Town Centre Decline – Is it now Inevitable and terminal?

Is decline now ineveitable and what can be done to attract visitors?
Is decline now inevitable and what can be done to attract visitors?

Town Centre Decline – Is it now Inevitable and terminal?

The latest news from the Centre for Economic Business and Research that consumer spending will not increase significantly for at least the rest of the decade and the impact on High Street shops is more than disappointing.

It wasn’t however unexpected coming in the same week that research from the Institute of Fiscal studies proved what millions of people already knew which is that their income has suffered the biggest fall since 2008 with over 35% of people accepting a pay freeze in order to keep their jobs.

Interestingly it isn’t something that Local Northamptonshire Councillors or MP’s have felt it necessary to follow deciding instead to continue with collecting their taxpayer-funded ‘ fat cheques’.

In the real world away from the political bubble of self-interest families are having to tighten their belts and live with the coalition Governments failing economic policies that have led to weak economic growth, higher utility costs and high inflation.

But is it right to blame the decline of the High Street on a lack of consumer spending?

Or are there other factors that have to be taken into account?

The question is not as simple as asking if Town Centre High Street shops can survive another six years of being at the mercy of weak economic growth.

The facts are that in the past year a number of very well-known high street companies including HMV, Comet, Blockbusters and Jessops have closed down which added to those that had already gone such as Woolworths has seen a dramatic change in the traditional town centre.

The major question is how will Town Centres such as Northampton react to the decline?

I have written on a number of occasions that the Conservative led Northampton Borough Council has failed to treat the crisis of the declining town centre seriously preferring to hide behind announcements and re- announcements of construction projects rather than people and businesses.

Listening to Northampton is the first step to solving the problems
Listening to Northampton is the first step to solving the problems

The latest performance information from the Borough Council for the period January to March this year shows that the number of people visiting Northampton’s Town Centre fell by 83,000 compared with the same period last year.

Perhaps most damaging is that when added to the previous nine months data it shows that in the last 12 months (April 2012 – March 2013) over 718,000 fewer people visited Northampton, the largest reduction of footfall in a single year since records began.

The problem for existing businesses is that with almost three-quarter of million fewer shoppers it is not only the multi-national companies who have left Northampton but also the independent traders who have for many years contributed to the town.

Independent Traders are essential to Town Centre recovery
Independent Traders are essential to Town Centre recovery

The most recent example being the sad news that White and Bishop in Bridge Street are closing after 83 years.

The reasons for the closure have been heard before, most noticeably “the fall in footfall” and” developing on-line service”.

What should be of concern to the Borough Council is that White and Bishop are retaining their shop in Rugby which is said to be “doing well”.
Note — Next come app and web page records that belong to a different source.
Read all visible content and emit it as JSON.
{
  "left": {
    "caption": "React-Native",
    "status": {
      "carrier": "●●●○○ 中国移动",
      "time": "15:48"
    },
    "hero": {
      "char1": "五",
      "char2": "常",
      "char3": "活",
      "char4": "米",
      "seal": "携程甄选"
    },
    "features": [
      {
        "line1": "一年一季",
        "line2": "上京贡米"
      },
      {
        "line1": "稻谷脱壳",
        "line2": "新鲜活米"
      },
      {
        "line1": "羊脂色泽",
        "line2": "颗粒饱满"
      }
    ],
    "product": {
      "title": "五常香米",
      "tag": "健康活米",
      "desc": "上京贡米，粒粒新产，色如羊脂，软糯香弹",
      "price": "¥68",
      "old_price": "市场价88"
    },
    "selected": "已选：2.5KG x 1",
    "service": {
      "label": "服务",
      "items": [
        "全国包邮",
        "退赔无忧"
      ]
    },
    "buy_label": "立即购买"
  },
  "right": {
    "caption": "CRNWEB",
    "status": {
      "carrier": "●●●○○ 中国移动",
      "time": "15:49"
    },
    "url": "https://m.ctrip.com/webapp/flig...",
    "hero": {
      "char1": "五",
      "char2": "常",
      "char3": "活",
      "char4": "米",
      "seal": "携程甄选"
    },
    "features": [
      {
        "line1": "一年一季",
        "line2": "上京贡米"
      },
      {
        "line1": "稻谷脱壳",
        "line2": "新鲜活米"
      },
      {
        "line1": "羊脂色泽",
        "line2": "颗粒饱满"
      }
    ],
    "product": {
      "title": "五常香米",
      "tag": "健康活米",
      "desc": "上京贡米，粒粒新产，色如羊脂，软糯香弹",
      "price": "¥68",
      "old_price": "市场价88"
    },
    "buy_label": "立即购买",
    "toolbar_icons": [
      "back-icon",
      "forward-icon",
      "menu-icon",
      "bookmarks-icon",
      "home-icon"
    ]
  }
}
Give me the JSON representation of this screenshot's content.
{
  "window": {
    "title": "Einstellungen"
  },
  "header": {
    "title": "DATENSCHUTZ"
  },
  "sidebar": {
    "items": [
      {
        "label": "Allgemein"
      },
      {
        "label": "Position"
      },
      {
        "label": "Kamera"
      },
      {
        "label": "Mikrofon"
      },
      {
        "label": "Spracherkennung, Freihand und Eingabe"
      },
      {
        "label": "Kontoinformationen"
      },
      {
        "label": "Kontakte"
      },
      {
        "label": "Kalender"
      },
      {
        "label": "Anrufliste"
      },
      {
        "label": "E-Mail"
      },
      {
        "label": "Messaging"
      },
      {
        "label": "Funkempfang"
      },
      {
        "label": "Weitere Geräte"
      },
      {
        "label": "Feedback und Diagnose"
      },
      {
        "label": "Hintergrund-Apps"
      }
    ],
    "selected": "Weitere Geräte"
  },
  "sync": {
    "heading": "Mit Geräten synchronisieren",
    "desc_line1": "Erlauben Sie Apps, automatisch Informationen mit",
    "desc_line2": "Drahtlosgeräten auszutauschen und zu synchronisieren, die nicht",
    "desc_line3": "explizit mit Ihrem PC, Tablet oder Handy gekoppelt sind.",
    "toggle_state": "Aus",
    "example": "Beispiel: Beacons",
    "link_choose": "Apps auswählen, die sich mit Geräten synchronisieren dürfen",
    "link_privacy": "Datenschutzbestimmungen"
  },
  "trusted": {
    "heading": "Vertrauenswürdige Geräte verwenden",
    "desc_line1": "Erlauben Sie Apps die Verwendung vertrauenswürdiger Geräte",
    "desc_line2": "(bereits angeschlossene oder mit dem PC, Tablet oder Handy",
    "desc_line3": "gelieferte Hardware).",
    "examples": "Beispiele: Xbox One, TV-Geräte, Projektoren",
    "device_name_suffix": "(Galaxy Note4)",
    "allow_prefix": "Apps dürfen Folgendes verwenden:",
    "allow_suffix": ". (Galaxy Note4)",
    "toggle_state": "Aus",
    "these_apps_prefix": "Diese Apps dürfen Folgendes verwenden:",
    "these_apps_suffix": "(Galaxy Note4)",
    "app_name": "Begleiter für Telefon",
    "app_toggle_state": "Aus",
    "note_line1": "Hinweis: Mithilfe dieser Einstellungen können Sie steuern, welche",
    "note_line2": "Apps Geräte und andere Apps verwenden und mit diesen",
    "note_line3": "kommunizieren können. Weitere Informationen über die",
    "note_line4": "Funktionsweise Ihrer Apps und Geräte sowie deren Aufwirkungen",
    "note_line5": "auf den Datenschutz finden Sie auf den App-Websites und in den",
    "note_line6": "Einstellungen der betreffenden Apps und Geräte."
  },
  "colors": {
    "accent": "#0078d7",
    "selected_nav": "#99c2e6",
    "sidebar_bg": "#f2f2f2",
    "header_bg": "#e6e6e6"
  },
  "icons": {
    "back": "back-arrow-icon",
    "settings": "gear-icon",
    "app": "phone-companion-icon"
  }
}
It should be a concern if for no other reason than the population of Rugby at 62,000 is 72% smaller than Northampton’s 225,000 so what have Rugby done that Northampton hasn’t?

Similar questions of course could be asked of the decision to close the Disney store in the Grosvenor Centre and concentrate on their store in Milton Keynes.

All of the evidence in spite of what the Conservative led Borough Council try to spin is that Northampton Town Centre is not a destination of choice and is unlikely to become one in the near future without a radical and coherent strategy to support existing businesses and attract new independent ones.

Until they stop trying to hide the problem with PR and Spin and really start to listen and understand why people aren’t willing to visit the town, preferring instead to go to Milton Keynes, Market Harborough and even Leicester the decline will inevitably continue.

With two years until the next Borough Council election it may well be that the decline will have reached a point where recovery is impossible.

It would be understandable for Northampton residents to ask why the Leader of the Borough Council and his Conservative administration aren’t addressing the root causes of the decline of the Town Centre and why so many people and businesses have decided to abandon Northampton.

718338 people turning their backs on Northampton in the last year have sent out a powerful message.

Any sensible and reasonable administration would have carried out a detailed survey of the Northampton residents asking them why they have voted with their feet to abandon the Town Centre.

I’d go as far as to suggest that the reasons would not have been the weather as the Conservatives continue to claim and in fact would go as far as to say that it wouldn’t even be in the top ten.

Perhaps it is only the people I speak to, which I doubt, who when asked why they don’t go to Northampton always include in their answer,

“It’s filthy and unattractive”

“It’s easier to go to Milton Keynes where you’re made welcome”

“What has Northampton got to offer, the shops are dire”

“There isn’t enough public transport and it is too expensive”.

The problem with the Conservatives ‘head in the sand’ attitude is that it doesn’t address or give any confidence to current businesses or potential investors that they know what is a happening to or even care what the town needs.

The major question is

“Just when will the Northampton Conservatives start to listen”?